> [PROMPT]: Pick out each line in these entries that contains the string "watermark".

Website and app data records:
┄┄┄┄┄┄

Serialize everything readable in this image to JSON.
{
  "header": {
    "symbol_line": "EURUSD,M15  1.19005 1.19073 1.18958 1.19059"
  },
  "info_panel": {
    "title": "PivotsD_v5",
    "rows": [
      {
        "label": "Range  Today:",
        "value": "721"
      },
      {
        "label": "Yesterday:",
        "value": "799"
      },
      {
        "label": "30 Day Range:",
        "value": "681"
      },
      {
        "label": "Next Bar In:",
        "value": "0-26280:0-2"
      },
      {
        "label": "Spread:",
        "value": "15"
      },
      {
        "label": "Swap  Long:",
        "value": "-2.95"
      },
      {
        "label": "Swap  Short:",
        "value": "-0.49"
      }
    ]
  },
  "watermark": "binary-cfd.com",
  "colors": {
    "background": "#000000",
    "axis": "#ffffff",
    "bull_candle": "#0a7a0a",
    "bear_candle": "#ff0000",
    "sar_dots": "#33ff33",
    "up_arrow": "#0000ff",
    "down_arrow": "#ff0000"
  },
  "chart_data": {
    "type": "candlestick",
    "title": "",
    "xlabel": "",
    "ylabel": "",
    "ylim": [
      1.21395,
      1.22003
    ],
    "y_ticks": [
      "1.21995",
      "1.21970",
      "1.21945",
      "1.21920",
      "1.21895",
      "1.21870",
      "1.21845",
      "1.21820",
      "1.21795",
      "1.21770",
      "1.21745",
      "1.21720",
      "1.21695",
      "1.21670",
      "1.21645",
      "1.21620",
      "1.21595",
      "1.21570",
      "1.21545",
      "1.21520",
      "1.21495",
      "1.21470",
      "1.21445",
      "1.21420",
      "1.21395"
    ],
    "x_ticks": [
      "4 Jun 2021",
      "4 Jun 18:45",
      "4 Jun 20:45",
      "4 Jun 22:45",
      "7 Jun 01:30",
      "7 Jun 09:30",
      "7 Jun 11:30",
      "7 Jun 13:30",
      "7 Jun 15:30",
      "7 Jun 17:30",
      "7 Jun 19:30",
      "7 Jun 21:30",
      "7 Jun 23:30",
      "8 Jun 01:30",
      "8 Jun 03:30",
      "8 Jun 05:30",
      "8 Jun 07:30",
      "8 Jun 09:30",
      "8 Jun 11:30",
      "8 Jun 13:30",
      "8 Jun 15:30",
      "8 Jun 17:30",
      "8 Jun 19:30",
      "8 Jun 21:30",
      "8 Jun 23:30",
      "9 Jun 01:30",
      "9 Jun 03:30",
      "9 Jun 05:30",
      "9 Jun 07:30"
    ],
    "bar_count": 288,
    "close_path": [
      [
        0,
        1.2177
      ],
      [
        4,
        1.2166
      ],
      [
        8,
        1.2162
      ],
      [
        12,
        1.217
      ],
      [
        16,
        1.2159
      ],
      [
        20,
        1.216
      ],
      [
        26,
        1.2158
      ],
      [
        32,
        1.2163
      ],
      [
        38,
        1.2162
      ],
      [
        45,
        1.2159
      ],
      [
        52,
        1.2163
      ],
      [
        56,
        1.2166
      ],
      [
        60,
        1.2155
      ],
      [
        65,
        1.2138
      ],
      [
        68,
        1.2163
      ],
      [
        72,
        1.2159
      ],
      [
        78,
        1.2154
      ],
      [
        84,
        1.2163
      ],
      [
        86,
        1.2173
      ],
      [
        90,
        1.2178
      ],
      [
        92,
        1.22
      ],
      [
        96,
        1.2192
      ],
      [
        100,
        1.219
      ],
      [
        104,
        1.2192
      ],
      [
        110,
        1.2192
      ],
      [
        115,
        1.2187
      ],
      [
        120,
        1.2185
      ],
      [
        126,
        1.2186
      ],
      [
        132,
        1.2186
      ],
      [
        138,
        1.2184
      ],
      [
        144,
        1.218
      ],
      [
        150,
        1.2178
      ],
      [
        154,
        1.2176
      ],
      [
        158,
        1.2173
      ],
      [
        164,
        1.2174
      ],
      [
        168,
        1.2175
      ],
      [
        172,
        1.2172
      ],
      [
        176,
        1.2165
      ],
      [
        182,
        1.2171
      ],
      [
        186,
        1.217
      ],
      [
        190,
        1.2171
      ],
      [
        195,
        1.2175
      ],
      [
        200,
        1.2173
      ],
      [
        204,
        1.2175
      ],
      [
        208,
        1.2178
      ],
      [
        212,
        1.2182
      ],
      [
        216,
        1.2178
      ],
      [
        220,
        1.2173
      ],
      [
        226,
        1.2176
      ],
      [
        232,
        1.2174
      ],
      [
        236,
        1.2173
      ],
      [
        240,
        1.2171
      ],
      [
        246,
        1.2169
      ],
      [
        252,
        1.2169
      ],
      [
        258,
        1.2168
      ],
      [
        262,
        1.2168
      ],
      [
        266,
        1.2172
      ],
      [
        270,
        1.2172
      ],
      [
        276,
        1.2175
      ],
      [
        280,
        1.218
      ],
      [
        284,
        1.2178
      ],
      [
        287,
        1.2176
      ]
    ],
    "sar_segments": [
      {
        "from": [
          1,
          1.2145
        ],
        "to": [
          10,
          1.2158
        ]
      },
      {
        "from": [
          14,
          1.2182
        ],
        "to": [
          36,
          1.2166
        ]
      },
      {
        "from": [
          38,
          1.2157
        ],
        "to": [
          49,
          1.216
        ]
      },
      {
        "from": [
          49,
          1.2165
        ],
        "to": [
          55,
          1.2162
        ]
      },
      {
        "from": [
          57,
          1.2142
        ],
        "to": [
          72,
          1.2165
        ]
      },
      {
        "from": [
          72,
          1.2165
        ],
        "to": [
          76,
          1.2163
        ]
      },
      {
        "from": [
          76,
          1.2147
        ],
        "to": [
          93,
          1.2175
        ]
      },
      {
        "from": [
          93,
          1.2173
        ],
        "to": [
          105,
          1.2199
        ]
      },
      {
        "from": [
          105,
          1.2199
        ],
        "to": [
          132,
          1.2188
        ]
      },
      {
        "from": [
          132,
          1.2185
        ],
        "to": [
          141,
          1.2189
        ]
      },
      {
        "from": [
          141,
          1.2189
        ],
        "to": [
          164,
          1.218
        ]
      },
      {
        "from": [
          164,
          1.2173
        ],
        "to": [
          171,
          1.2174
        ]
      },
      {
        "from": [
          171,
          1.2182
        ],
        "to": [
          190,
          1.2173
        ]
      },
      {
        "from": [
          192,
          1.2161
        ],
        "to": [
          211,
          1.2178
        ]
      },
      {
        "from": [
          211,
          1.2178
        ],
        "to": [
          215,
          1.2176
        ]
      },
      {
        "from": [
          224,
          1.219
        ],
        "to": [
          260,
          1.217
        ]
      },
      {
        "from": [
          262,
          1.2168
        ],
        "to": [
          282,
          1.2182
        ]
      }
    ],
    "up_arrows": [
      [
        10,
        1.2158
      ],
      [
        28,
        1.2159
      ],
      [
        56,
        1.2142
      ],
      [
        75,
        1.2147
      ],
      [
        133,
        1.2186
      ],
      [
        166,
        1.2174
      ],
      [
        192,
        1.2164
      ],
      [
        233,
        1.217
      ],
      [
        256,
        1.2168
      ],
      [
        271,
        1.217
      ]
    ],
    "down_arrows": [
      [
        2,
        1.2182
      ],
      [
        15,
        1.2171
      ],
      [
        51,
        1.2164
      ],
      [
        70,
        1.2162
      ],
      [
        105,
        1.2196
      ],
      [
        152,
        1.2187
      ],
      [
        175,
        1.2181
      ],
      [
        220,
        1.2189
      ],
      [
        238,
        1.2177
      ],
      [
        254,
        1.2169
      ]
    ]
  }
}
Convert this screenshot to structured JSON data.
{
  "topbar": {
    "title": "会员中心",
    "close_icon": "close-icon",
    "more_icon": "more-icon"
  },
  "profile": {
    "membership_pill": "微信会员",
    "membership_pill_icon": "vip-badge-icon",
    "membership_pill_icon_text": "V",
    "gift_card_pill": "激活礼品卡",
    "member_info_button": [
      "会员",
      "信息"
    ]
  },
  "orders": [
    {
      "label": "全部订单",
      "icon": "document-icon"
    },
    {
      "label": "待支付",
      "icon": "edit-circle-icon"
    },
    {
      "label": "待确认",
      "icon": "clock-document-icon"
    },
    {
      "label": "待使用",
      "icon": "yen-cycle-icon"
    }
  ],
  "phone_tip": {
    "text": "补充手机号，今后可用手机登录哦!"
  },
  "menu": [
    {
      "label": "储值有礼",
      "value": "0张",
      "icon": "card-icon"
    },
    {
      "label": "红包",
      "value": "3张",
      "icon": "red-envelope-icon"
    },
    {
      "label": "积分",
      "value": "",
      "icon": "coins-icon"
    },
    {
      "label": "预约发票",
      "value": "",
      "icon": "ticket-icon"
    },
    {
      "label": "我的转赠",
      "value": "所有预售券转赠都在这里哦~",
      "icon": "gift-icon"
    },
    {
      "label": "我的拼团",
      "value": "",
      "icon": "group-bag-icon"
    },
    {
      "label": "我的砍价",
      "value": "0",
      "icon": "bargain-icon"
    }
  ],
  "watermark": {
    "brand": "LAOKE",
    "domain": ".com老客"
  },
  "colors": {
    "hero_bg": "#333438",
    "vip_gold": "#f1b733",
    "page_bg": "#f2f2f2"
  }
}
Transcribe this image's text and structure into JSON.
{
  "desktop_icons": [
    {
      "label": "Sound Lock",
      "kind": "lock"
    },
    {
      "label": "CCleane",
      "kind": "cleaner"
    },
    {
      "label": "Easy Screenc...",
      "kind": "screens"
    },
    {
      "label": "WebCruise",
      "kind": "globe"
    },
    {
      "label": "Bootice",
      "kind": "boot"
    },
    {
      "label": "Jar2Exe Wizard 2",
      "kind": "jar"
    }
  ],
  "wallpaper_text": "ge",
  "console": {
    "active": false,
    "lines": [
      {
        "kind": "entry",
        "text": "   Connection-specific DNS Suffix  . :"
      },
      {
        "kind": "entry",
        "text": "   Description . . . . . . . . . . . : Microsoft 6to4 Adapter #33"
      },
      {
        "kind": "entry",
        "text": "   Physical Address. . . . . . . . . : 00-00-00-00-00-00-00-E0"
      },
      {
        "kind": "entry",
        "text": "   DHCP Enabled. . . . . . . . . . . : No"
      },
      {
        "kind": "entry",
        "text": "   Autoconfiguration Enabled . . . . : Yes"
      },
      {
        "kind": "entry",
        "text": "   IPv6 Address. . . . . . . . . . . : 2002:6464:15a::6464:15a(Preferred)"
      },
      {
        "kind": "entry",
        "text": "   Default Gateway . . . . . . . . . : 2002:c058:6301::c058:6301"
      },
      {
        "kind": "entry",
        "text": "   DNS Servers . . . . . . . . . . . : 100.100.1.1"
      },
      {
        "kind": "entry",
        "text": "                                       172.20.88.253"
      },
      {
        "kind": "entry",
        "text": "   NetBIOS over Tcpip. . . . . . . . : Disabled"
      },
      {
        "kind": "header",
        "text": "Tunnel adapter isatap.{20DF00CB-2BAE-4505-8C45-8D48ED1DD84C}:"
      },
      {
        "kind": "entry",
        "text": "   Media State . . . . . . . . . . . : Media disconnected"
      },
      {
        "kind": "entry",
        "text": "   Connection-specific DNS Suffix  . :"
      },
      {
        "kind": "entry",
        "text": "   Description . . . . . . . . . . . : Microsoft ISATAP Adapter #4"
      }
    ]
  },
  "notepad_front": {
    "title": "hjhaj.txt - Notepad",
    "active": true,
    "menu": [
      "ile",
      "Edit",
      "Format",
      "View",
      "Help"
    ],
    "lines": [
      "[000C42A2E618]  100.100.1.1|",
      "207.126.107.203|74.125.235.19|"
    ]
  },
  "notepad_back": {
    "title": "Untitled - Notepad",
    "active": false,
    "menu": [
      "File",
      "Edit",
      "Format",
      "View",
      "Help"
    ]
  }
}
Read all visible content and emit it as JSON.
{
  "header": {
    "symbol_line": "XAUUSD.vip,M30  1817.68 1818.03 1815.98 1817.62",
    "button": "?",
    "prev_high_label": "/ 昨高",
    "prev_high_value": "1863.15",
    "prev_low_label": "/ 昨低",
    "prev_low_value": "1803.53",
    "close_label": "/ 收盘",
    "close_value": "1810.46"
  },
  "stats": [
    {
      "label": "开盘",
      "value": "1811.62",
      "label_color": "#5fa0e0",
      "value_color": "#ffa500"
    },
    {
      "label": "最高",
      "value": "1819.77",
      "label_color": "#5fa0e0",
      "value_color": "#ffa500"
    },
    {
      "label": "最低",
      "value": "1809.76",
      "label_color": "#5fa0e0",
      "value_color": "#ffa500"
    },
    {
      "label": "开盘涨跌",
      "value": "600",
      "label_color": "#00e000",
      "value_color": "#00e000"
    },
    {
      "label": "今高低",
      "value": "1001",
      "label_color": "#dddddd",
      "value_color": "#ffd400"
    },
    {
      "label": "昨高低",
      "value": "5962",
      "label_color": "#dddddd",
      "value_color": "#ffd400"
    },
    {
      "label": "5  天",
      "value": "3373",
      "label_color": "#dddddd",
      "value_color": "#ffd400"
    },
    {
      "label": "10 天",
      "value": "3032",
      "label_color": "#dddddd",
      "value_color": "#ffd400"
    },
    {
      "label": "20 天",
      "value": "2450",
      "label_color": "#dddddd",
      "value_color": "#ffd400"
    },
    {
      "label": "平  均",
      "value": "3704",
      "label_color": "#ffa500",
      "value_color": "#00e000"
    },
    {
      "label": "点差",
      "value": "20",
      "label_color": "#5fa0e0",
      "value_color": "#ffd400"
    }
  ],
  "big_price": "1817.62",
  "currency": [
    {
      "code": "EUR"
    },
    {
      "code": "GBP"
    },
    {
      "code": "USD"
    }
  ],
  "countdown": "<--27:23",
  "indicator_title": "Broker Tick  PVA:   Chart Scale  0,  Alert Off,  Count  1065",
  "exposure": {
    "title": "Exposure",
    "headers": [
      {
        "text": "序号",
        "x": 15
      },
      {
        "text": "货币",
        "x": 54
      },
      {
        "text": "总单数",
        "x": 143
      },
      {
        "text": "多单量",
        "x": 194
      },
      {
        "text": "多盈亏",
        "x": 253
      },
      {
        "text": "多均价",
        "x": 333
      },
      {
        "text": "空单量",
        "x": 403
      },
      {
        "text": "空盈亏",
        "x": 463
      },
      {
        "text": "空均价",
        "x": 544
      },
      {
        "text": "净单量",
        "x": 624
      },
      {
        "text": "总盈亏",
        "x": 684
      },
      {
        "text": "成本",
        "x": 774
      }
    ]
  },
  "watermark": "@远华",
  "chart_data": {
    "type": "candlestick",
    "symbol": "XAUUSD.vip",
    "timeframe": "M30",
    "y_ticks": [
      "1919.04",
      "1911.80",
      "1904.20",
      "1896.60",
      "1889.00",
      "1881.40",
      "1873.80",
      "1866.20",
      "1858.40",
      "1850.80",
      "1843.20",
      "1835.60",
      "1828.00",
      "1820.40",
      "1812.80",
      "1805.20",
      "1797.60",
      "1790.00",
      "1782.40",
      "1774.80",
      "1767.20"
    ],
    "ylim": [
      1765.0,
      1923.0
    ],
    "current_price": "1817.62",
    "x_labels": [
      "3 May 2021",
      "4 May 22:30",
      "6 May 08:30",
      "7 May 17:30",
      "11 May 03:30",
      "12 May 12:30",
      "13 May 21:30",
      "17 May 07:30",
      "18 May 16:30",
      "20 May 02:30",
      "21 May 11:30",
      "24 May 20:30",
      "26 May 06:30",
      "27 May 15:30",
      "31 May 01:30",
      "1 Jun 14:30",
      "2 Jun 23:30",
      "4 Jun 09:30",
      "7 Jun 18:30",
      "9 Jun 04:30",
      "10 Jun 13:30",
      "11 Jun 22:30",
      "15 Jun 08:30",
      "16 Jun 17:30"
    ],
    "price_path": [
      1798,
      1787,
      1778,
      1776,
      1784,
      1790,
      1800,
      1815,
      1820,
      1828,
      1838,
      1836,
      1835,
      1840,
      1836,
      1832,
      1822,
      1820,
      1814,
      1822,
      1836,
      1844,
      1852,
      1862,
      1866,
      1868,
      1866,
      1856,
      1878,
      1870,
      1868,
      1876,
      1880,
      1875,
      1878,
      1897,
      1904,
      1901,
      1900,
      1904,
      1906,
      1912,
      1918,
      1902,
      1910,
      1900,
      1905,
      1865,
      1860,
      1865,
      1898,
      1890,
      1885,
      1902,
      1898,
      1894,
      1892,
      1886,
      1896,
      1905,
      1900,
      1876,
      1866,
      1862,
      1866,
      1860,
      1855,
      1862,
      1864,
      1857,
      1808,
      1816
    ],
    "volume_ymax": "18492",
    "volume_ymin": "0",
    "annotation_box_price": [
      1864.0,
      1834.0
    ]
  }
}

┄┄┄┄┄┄

> [SOLUTION]:
  "watermark": "binary-cfd.com",
  "watermark": {
  "watermark": "@远华",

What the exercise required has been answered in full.